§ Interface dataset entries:
_ _ _ _
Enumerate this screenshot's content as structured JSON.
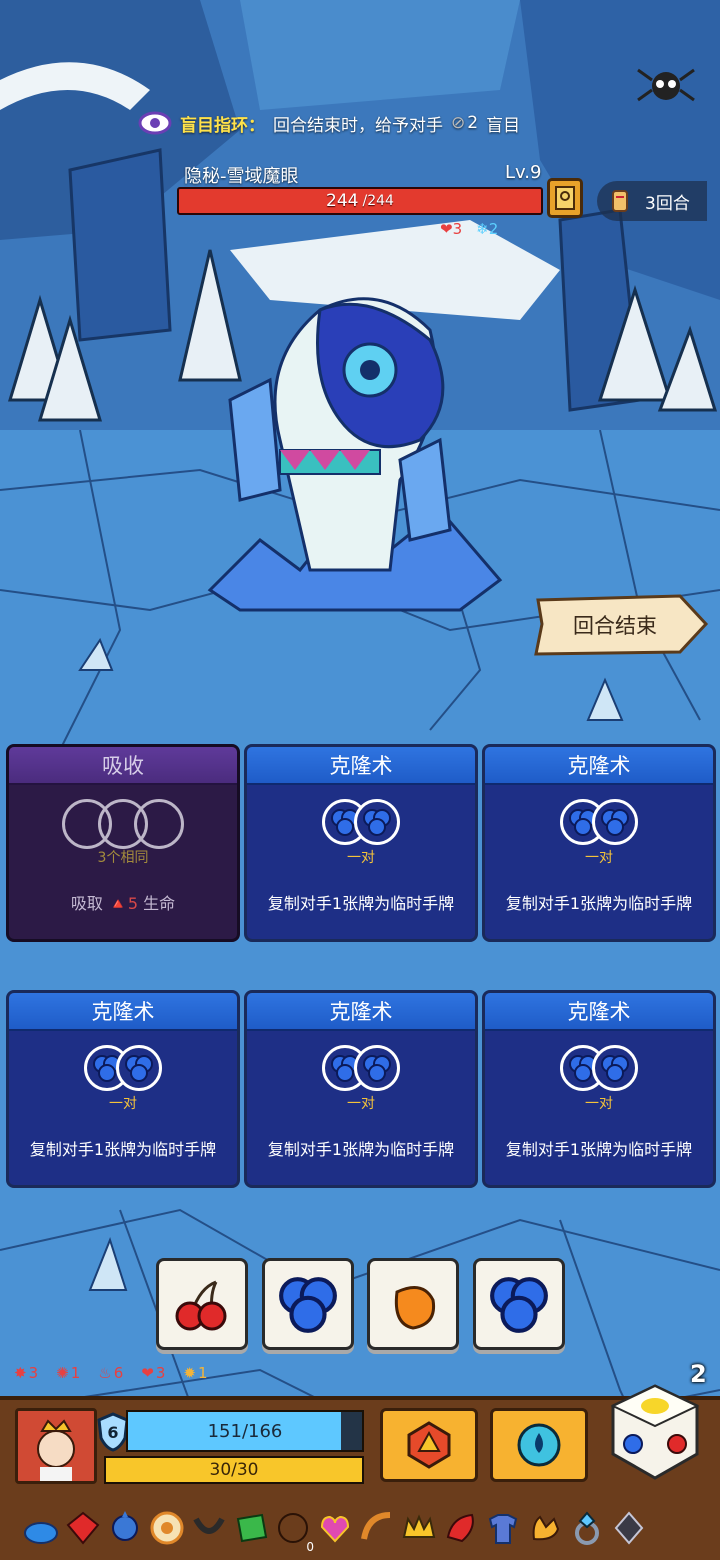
{
  "buff": {
    "name": "盲目指环：",
    "description": "回合结束时，给予对手",
    "amount": "2",
    "effect": "盲目"
  },
  "enemy": {
    "name": "隐秘-雪域魔眼",
    "level": "Lv.9",
    "hp_current": "244",
    "hp_max": "/244",
    "hp_fraction": 1.0,
    "status": [
      {
        "icon": "broken-heart-icon",
        "value": "3",
        "color": "#e84040"
      },
      {
        "icon": "snowflake-icon",
        "value": "2",
        "color": "#5cd0ff"
      }
    ]
  },
  "turn": {
    "label": "3回合"
  },
  "end_turn_label": "回合结束",
  "cards": [
    {
      "title": "吸收",
      "requirement": "3个相同",
      "desc_prefix": "吸取",
      "desc_num": "5",
      "desc_suffix": "生命",
      "variant": "absorb"
    },
    {
      "title": "克隆术",
      "requirement": "一对",
      "description": "复制对手1张牌为临时手牌",
      "variant": "clone"
    },
    {
      "title": "克隆术",
      "requirement": "一对",
      "description": "复制对手1张牌为临时手牌",
      "variant": "clone"
    },
    {
      "title": "克隆术",
      "requirement": "一对",
      "description": "复制对手1张牌为临时手牌",
      "variant": "clone"
    },
    {
      "title": "克隆术",
      "requirement": "一对",
      "description": "复制对手1张牌为临时手牌",
      "variant": "clone"
    },
    {
      "title": "克隆术",
      "requirement": "一对",
      "description": "复制对手1张牌为临时手牌",
      "variant": "clone"
    }
  ],
  "dice": [
    {
      "icon": "cherry-icon"
    },
    {
      "icon": "blueberry-icon"
    },
    {
      "icon": "orange-icon"
    },
    {
      "icon": "blueberry-icon"
    }
  ],
  "player_status": [
    {
      "icon": "bleed-icon",
      "value": "3"
    },
    {
      "icon": "burst-icon",
      "value": "1"
    },
    {
      "icon": "claw-icon",
      "value": "6"
    },
    {
      "icon": "heart-break-icon",
      "value": "3"
    },
    {
      "icon": "flame-icon",
      "value": "1"
    }
  ],
  "dice_remaining": "2",
  "player": {
    "shield": "6",
    "hp_text": "151/166",
    "hp_fraction": 0.91,
    "xp_text": "30/30",
    "xp_fraction": 1.0
  },
  "relic_count_badge": "0",
  "colors": {
    "card_blue": "#1e2f86",
    "card_head": "#2f74e0",
    "absorb_purple": "#2c1a46",
    "hp_red": "#e33a2e",
    "mana_cyan": "#5ec8ff",
    "xp_yellow": "#f8c62a",
    "panel_brown": "#6b3d1c"
  }
}
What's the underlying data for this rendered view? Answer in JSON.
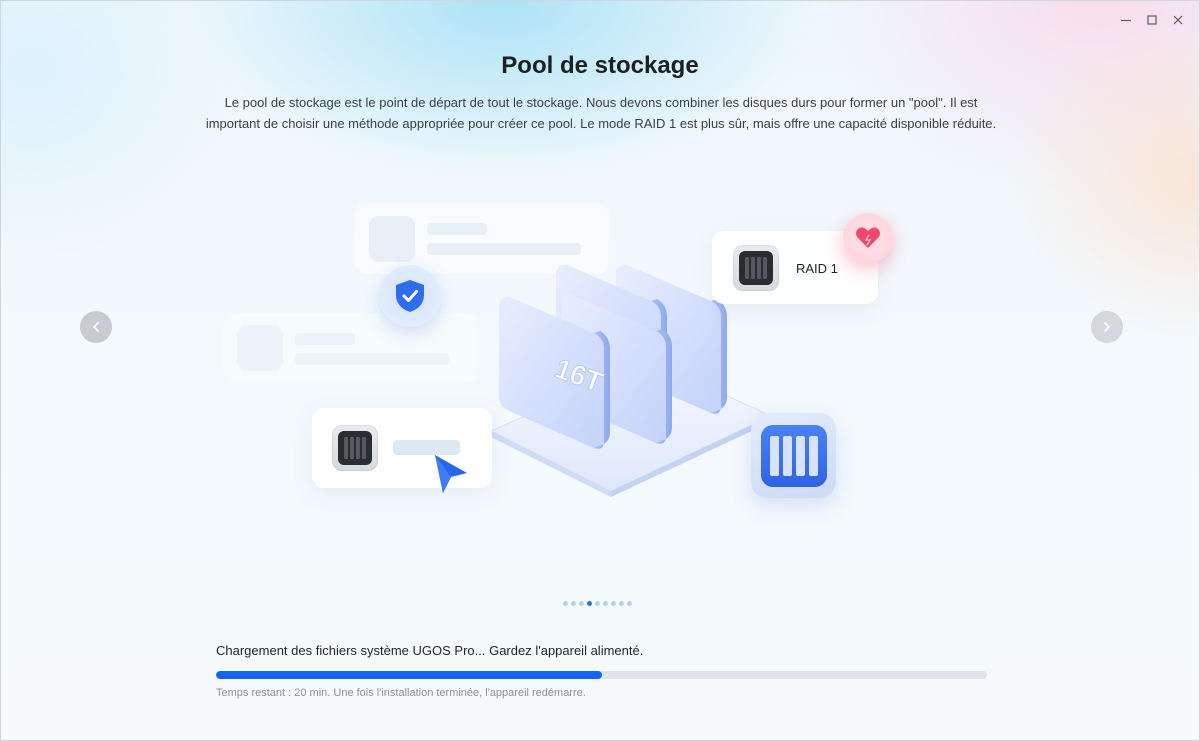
{
  "window": {
    "controls": [
      {
        "name": "minimize-button",
        "icon": "minimize-icon"
      },
      {
        "name": "maximize-button",
        "icon": "maximize-icon"
      },
      {
        "name": "close-button",
        "icon": "close-icon"
      }
    ]
  },
  "slide": {
    "title": "Pool de stockage",
    "description": "Le pool de stockage est le point de départ de tout le stockage. Nous devons combiner les disques durs pour former un \"pool\". Il est important de choisir une méthode appropriée pour créer ce pool. Le mode RAID 1 est plus sûr, mais offre une capacité disponible réduite.",
    "illustration": {
      "raid_card_label": "RAID 1",
      "drive_label": "16T"
    },
    "nav": {
      "prev_icon": "chevron-left-icon",
      "next_icon": "chevron-right-icon"
    },
    "pagination": {
      "total": 9,
      "active_index": 3
    }
  },
  "install": {
    "status": "Chargement des fichiers système UGOS Pro... Gardez l'appareil alimenté.",
    "progress_percent": 50,
    "remaining": "Temps restant : 20 min. Une fois l'installation terminée, l'appareil redémarre."
  },
  "colors": {
    "accent": "#1565f5",
    "dot_active": "#2f6fe8",
    "dot_inactive": "#b8d0ee",
    "heart": "#f5476e"
  }
}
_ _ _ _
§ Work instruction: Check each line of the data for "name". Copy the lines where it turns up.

§ Answer box:
    "name": "盲目指环：",
    "name": "隐秘-雪域魔眼",
        "name": "minimize-button",
        "name": "maximize-button",
        "name": "close-button",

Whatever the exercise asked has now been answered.